6. Batters and Dips

Rehydrate and mix dried greens into vegetables dips or falafel batter.

Dried Nut Meals

If you make your own nut milk as a dairy alternative, the meal left behind from the process can be easily dehydrated for later use.

7. Baking

Finely grind the nut meal, and use it as flour or meal for preparing a gluten-free quick bread, fruit crumble topping or your own veggie-burger mix.

8. Breading

Coarsely grind the nut meal, season and use as a grain-free breading for fish, chicken or bean patties.

Dried Vegetable Purées

If you make single vegetable juices, like carrot or beet juice, save the pulp, which has already lost most of its moisture, and use it for these types of recipes.

9. Smoothies

Fully dry the pulp, then grind it into smoothie powders

10. Flavored Doughs

Add powdered vegetables to baked goods or pizza dough for added flavor and nutrition.

11. Custom Powders

Create your own vegetable broth powder by custom grinding mixes of garlic, onions, celery, zucchini, carrots and other flavors.

Dried Chopped Vegetables and Mushrooms

Chopped dried mushrooms or julienned dried vegetables are incredibly versatile to use.

12. Soup Mixes

Make your own soup mix to store for winter, camping or gift-giving.

13. Flavor Enhancer

Rehydrate your dried vegetables and add to savory quick breads or pizzas or to jazz up a home-canned basic tomato pureée.

Dried Herbs

Herbs dry easily on a baking sheet in front of a sunny window and even more quickly in a standard dehydrator. They are extremely versatile for both sweet and savory dishes.

14. Seasoning Mixes

Combine dried herbs to make unique seasoning mixes for soups, casseroles and savory nut mixes. These mixes, when packaged in an attractive jar, also make excellent homegrown holiday gifts.

15. Crackers

Add dried herbs to the dough when making grain-free crackers with flaxseed and Parmesan cheese.

16. Vinegars and More

Use dried herbs to make your own herbal vinegars for dressings, marinades and even cocktails.

Dried Finished Products

Even if you’ve dried a product to completion, try finding new ways to use it in a recipe.

17. Dip Add-ins

Dried puréed soups, such as lentil and bean, can easily be mixed into yogurt to make a protein-rich dip or sandwich spread.

18. Crispy Topping

Dried vegetable or tortilla chips can be crushed to use as a crispy topping for baked vegetables or a casserole and could even be worked into a meatloaf.

19. Beyond Snacks

Sweet snack mixes can be used to layer a yogurt and fruit parfait while savory snacks, like dried chickpeas, can top a spiralized vegetable and fresh herb salad for a protein punch.

20. Bacon Bit Substitute

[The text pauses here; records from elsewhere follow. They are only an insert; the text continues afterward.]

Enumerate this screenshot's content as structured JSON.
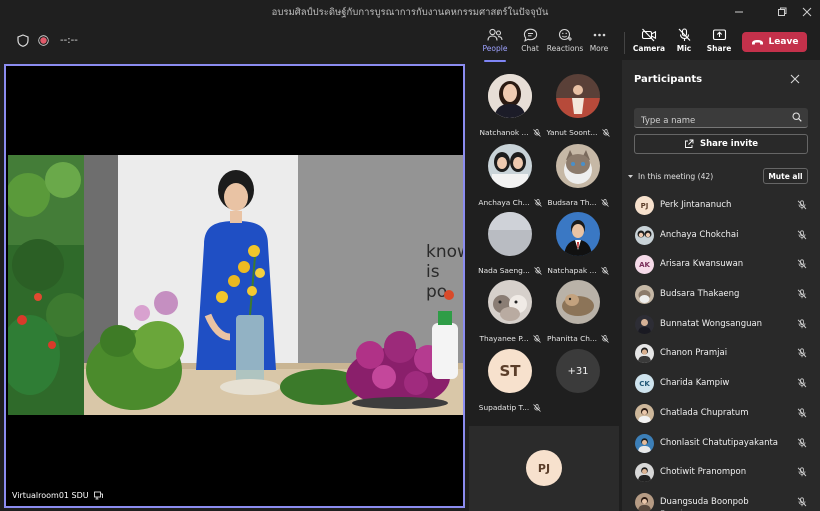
{
  "window": {
    "title": "อบรมศิลป์ประดิษฐ์กับการบูรณาการกับงานคหกรรมศาสตร์ในปัจจุบัน",
    "controls": [
      "minimize",
      "maximize",
      "close"
    ]
  },
  "toolbar": {
    "timer": "--:--",
    "buttons": {
      "people": "People",
      "chat": "Chat",
      "reactions": "Reactions",
      "more": "More",
      "camera": "Camera",
      "mic": "Mic",
      "share": "Share"
    },
    "leave": "Leave",
    "accent_color": "#7f85f5",
    "leave_color": "#c4314b"
  },
  "stage": {
    "name": "Virtualroom01 SDU",
    "background_sign": "know\nis\npo"
  },
  "gallery": {
    "tiles": [
      {
        "name": "Natchanok ...",
        "avatar": "photo"
      },
      {
        "name": "Yanut Soont...",
        "avatar": "photo"
      },
      {
        "name": "Anchaya Ch...",
        "avatar": "photo"
      },
      {
        "name": "Budsara Th...",
        "avatar": "photo"
      },
      {
        "name": "Nada Saeng...",
        "avatar": "photo"
      },
      {
        "name": "Natchapak ...",
        "avatar": "photo"
      },
      {
        "name": "Thayanee P...",
        "avatar": "photo"
      },
      {
        "name": "Phanitta Ch...",
        "avatar": "photo"
      },
      {
        "name": "Supadatip T...",
        "avatar": "ST"
      }
    ],
    "overflow": "+31",
    "self_initials": "PJ"
  },
  "participants": {
    "title": "Participants",
    "search_placeholder": "Type a name",
    "share_invite": "Share invite",
    "section_label": "In this meeting (42)",
    "mute_all": "Mute all",
    "list": [
      {
        "name": "Perk Jintananuch",
        "initials": "PJ",
        "role": ""
      },
      {
        "name": "Anchaya Chokchai",
        "initials": "",
        "role": ""
      },
      {
        "name": "Arisara Kwansuwan",
        "initials": "AK",
        "role": ""
      },
      {
        "name": "Budsara Thakaeng",
        "initials": "",
        "role": ""
      },
      {
        "name": "Bunnatat Wongsanguan",
        "initials": "",
        "role": ""
      },
      {
        "name": "Chanon Pramjai",
        "initials": "",
        "role": ""
      },
      {
        "name": "Charida Kampiw",
        "initials": "CK",
        "role": ""
      },
      {
        "name": "Chatlada Chupratum",
        "initials": "",
        "role": ""
      },
      {
        "name": "Chonlasit Chatutipayakanta",
        "initials": "",
        "role": ""
      },
      {
        "name": "Chotiwit Pranompon",
        "initials": "",
        "role": ""
      },
      {
        "name": "Duangsuda Boonpob",
        "initials": "",
        "role": "Organizer"
      }
    ]
  }
}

Chopped dried beef or turkey jerky can be a substitute for bacon bits in a green salad, chicken salad or baked potato. Salmon jerky can be chopped and mixed into a vegetable dip.

21. Edible for Non-Edible Use

Dried edible flowers, while ideal for custom hot tea mixes, can also be crushed up and used to create your own bath salts or foot soak.

About the Author: Annie Wegner LeFort is a chef and food writer who lives in southeastern Wisconsin. Find more of her recipes at “The Mindful Palate.”


Filtered Under Urban Farming

Next Up